Several years later, the widow Catherine Keller Rupe caught Jackson's eye and on June, 14, 1909, the couple were married in Warsaw, Kosciusko County, Indiana, by Rev. Beaton. In 1912, Jackson applied for his military pension. Two of his friends of more than a decade, James Showalter and W.G. Gardner, attested to his identity and witnessed the signing of the application. In January of 1926, Catherine applied for Jackson's pension as his widow, so one can assume Jackson passed away sometime in late 1925. Despite the odds, he lived a full life for 85 years.
Catherine lived for another five years, passing away October 8, 1931.

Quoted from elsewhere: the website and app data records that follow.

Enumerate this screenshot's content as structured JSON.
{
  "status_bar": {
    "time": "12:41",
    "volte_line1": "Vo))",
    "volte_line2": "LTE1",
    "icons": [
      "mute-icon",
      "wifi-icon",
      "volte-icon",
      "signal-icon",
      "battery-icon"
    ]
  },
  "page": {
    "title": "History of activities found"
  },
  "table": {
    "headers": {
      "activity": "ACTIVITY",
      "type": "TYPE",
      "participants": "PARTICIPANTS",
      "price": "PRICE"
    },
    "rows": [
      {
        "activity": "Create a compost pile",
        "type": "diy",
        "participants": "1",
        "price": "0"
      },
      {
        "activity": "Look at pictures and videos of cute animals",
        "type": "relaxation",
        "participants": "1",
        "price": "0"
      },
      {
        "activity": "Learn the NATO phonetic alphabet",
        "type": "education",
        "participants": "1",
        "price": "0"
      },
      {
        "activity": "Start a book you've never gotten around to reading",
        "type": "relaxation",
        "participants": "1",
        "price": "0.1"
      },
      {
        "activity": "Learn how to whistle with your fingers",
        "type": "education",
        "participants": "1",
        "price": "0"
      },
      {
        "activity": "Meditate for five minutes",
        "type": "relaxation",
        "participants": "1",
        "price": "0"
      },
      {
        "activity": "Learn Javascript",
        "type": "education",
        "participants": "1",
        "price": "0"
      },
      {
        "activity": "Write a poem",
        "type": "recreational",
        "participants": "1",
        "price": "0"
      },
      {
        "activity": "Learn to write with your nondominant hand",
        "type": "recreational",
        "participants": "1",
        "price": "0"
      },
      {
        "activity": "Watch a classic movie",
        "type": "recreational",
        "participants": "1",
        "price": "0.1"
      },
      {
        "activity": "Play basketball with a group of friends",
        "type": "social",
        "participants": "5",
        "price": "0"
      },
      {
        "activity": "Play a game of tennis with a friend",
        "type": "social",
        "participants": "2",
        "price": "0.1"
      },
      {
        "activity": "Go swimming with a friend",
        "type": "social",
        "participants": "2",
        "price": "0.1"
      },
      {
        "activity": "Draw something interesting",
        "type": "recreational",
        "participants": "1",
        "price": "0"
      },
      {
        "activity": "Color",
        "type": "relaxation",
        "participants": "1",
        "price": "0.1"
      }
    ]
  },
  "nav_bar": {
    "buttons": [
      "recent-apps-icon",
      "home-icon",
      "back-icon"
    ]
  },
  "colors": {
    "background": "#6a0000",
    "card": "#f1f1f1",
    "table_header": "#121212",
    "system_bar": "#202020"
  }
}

That one document carries enough information to sketch an outline for an entire historical-fiction novel! Can't you just see how to fill in the blanks and show the way each of these events transpired?
Following old city directories and reading Sanborne fire insurance maps, I discovered that a couple of sets of great-grandparents not only knew each other well, but lived next door to each other. I found where they worked, where they worshipped, where they bought their groceries and even where they got drunk.
The next lesson presents a giant hurdle for me. I have to call a couple of government agencies and locate records for members of my own family about whom I am writing. Calling people I don't know and having to ask them for something absolutely terrifies me. I would rather drive across the country, walk up to them in person, smile, shake their hand and start a conversation. But I can't get to Michigan right now. So phone, I must.
The final hurdle is organizing all the information and creating a beautiful story out of it. Actually, that sounds like a lot more fun than making that phone call. Maybe I can pay one of my kids to make the call for me...or bribe my husband with chocolate chip cookies. Regardless, when all is said and done, not only will I have improved my writing skills, but I will have a written family history that would have otherwise been lost.
Maybe that phone call won't be so bad after all!